Geared Up: Holiday Edition

By Nick Legan

Hunt SuperDura Dynamo Disc wheelset, $655

Out of the UK, Hunt Wheels offers a complete line of wheelsets. For touring cyclists, the firm’s SuperDura Dynamo Disc wheels are of particular interest. Using Hunt’s own 25mm wide (20mm internal width), tubeless-ready aluminum rims, Hunt’s 4Season Disc rear hub, a Schmidt SONdelux front dynamo hub, and 32 spokes per wheel, they are built for the long haul. Little details like brass nipples resist corrosion better than alloy ones. The rear hub is offered with Shimano/SRAM or SRAM XD freehub bodies, so Campy fans will need to look elsewhere.

I haven’t had a chance to put huge miles on the Hunt wheels just yet, but out of the box and after several good rides, they seem exceptionally well built and sturdy. If you’ve been curious about dynamo hubs to power your electronics, Hunt’s options are quite affordable. Also available is a front-wheel–only option, giving you dynamo power for $445.

Sinewave Cycles Beacon dynamo light/charger, $350

Once you have a dynamo front wheel, you then need to figure out what lights you’d like to power and how you’d like to charge items like your phone or GPS. I’ve used a Sinewave Cycles Revolution USB charger for countless miles over the years, and when they showed off the new Beacon headlight with an integrated USB charging port, my eyes lit up!

The Beacon has a max output of 750 lumens, reached at 13 miles per hour, but will still give 200 lumens at 5 mph. Uniquely though, you can shore up the lower dynamo power at lower speeds by plugging in an external, off-the-shelf USB battery pack. This gives you 750 lumens at all speeds, even stopped. On long rides, during the day, you can then charge up that same external, or cache, battery from light’s USB port. Brilliant!

Installing the light requires a little work with a soldering iron and some shrink-wrap to wire the fittings that come with your dynamo hub. You’ll also need a mount for the light, but there are many available from Schmidt, B&M, and Supernova. Also handy is the fact that a taillight can also be wired into the headlight.

This made-in-the-USA light uses a three-position switch so users can toggle between:
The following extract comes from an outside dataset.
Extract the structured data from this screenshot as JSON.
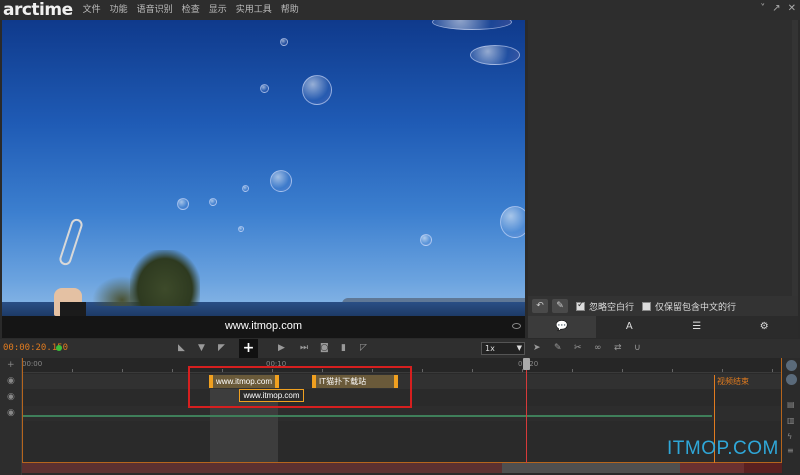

  •        Up = Maximum brightness, using dynamo hub and external power source
  •       Middle = Light off, USB charger active (best charging performance)
  •       Down = Charger Priority Mode where you still have a front light, but it maximizes output to your external accessories

I used the Beacon on a recent five-day trip to light my brief night riding as well as charging my GPS and phone. It worked without a hitch even over the rough roads of Flint Hills surrounding Emporia, Kansas. Highly recommended!

Vittoria Terreno Mix TNT gravel tires, $54

Vittoria debuted its new line of Terreno gravel tires earlier this year at the Land Run 100 in Stillwater, Oklahoma. The Mix sits between the super-fast Dry and the knobbier Wet versions. Made in a healthy 40mm width, the tire is tubeless ready and uses Vittoria’s Graphene technology to reduce rolling resistance while increasing durability. The Terreno Mix rolls well, even on tarmac, but really digs in nicely in loose corners. They also seem to hold up well to sharp stones and constant usage. I’ve ridden Vittoria’s Mezcal offroad tires for much of the past season, and I have one set with 2,000 miles of hard use that are still kicking. Vittoria is clearly paying attention to the needs of adventure cyclists with its Terreno gravel line. If 40mm is too large for your bike, they are also offered in 31mm and 33mm widths.

Sportful Fiandre Extreme NeoShell Jacket, $350

Six and a half hours into my ride, it was 37 degrees and then it started raining. The high earlier in the day was 48, and with snow on the sides of the road and trail at higher elevations, it was never warm. Sportful’s admittedly expensive Fiandre Extreme Neoshell Jacket kept me warm and comfortable all day through nine hours on the bike. Underneath I had on a light, sleeveless wool baselayer, and when the rain started to come down in earnest I put on a rain jacket, but only for extra warmth.

Sportful’s NeoShell is windproof and waterproof all by itself with sealed seams and a waterproof zipper. It also breathes quite nicely as I found during the day’s long climbs. Unlike many apparel items that carry the jacket appellation, Sportful’s does have three back pockets, and large, useful ones at that. It is certainly cut for the riding position, with a dropped tail and long sleeves. It also runs small. I wore a large — I’m normally a medium. So most will need to size up. Thankfully the NeoShell is offered in XS through XXXL. If you’re looking for the ultimate wet-weather winter wear, Sportful’s Fiandre Extreme NeoShell Jacket may fit the bill.